And then there are the people. Just opposite my bar there is a school. When the kids are let out in the middle of the day—well, again, they swarm; there’s really no other word for it. They erupt into the piazza in their bright blue smocklike uniforms, all yelling at the tops of their voices. But it’s soon over. Like water draining from a sieve, they disperse to their homes or to the cafés and bars, and the noise fades.
And, of course, there is family. You can’t get away from that in Italy.
Amalfi used to be a center for making rag paper, a technique they learned from the Arabs. Once there were sixty mills here. That number has dwindled to one, but that one still supplies the Vatican, so that every papal pronouncement can be recorded forever on acid-free rag paper, now made fine enough for a computer printer to take. And that surviving Amalfi mill has been operated without a break by the same family for nine hundred years.
The swarming crowds, the thoughtless order of the mob, the cold grasp of ancient families: even I see visions of the Coalescents everywhere I look.
And I see again that extraordinary crater, collapsed in the middle of the Via Cristoforo Colombo, with the plume of gray-black tufa dust still hanging in the air above it. Workers from the offices and shops, clutching cell phones and coffees and cigarettes, peered into the hole that had suddenly opened up in their world. And the drones simply poured out of the crater, in baffling numbers, in hundreds, thousands. Obscured by the dust, they looked identical. Even now there was a kind of order to them—but nobody led. The women at the fringe would press forward a few paces, blinking at the staring office workers around them, and then turn and disappear back into the mass, to be re- placed by others, who pushed forward in turn.
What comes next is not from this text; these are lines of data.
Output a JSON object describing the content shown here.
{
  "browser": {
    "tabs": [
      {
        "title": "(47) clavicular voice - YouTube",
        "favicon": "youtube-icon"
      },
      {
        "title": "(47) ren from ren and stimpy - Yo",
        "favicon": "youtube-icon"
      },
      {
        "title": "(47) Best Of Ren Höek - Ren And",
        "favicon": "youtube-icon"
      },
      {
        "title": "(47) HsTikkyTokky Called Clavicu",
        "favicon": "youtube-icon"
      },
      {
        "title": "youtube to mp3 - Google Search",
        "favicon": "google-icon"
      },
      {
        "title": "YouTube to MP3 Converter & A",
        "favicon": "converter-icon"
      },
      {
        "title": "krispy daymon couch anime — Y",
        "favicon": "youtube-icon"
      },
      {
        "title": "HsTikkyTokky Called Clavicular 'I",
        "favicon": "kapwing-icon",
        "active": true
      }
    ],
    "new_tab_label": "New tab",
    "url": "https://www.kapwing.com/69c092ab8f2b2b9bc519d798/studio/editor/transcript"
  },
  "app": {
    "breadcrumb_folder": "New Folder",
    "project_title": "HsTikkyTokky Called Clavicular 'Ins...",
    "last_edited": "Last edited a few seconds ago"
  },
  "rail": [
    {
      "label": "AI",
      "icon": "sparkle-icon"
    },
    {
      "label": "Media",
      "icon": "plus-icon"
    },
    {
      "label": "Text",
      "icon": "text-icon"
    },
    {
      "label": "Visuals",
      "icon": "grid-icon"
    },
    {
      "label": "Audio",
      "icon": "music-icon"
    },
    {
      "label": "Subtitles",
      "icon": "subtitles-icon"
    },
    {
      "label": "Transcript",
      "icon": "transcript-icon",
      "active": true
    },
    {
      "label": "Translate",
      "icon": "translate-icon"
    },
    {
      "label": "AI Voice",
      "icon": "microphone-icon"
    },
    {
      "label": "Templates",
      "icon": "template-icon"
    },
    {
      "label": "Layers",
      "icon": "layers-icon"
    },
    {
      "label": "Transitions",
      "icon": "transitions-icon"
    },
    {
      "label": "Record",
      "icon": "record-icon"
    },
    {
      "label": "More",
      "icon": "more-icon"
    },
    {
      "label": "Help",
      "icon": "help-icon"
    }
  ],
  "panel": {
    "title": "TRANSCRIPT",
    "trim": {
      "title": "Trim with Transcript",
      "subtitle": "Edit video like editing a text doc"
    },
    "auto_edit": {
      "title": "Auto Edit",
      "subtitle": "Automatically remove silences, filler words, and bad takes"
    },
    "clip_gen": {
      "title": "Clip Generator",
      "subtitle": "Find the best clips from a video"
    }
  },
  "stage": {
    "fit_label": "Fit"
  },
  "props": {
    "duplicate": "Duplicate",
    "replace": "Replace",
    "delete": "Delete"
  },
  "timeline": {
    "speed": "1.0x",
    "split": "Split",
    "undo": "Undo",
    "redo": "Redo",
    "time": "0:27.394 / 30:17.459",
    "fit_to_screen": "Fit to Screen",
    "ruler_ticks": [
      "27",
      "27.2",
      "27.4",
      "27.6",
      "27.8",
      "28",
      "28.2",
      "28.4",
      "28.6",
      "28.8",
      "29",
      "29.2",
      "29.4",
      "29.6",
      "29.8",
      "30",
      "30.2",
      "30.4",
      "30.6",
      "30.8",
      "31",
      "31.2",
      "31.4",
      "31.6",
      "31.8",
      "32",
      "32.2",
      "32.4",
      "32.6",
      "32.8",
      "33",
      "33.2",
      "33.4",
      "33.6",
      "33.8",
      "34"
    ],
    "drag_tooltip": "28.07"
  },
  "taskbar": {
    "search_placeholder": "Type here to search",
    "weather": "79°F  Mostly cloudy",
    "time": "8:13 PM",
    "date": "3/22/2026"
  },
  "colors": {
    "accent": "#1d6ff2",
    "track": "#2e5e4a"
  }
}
When it reached the edge of the road, the flowing mob broke up, forming ropes and ten- drils and lines of people that washed forward, breaking and recombin- ing, probing into doorways and alleyways, swarming, exploring. In the dusty light they seemed to blur together into a single rippling mass, and even in the bright air of the Roman afternoon they gave off a musky, fetid odor.
I suppose I’m trying to compensate. I spend a lot of my time alone, in my room, or walking in the hills that loom over the towns. But a part of me still longs, above everything else, to go back, to immerse myself once more in the Coalescents’ warm tactile orderliness. It is an unfulfilled longing that, I suspect, will stay with me until I die.
How strange that my quest to find my own family would lead me to such mysteries, and would begin and end in death.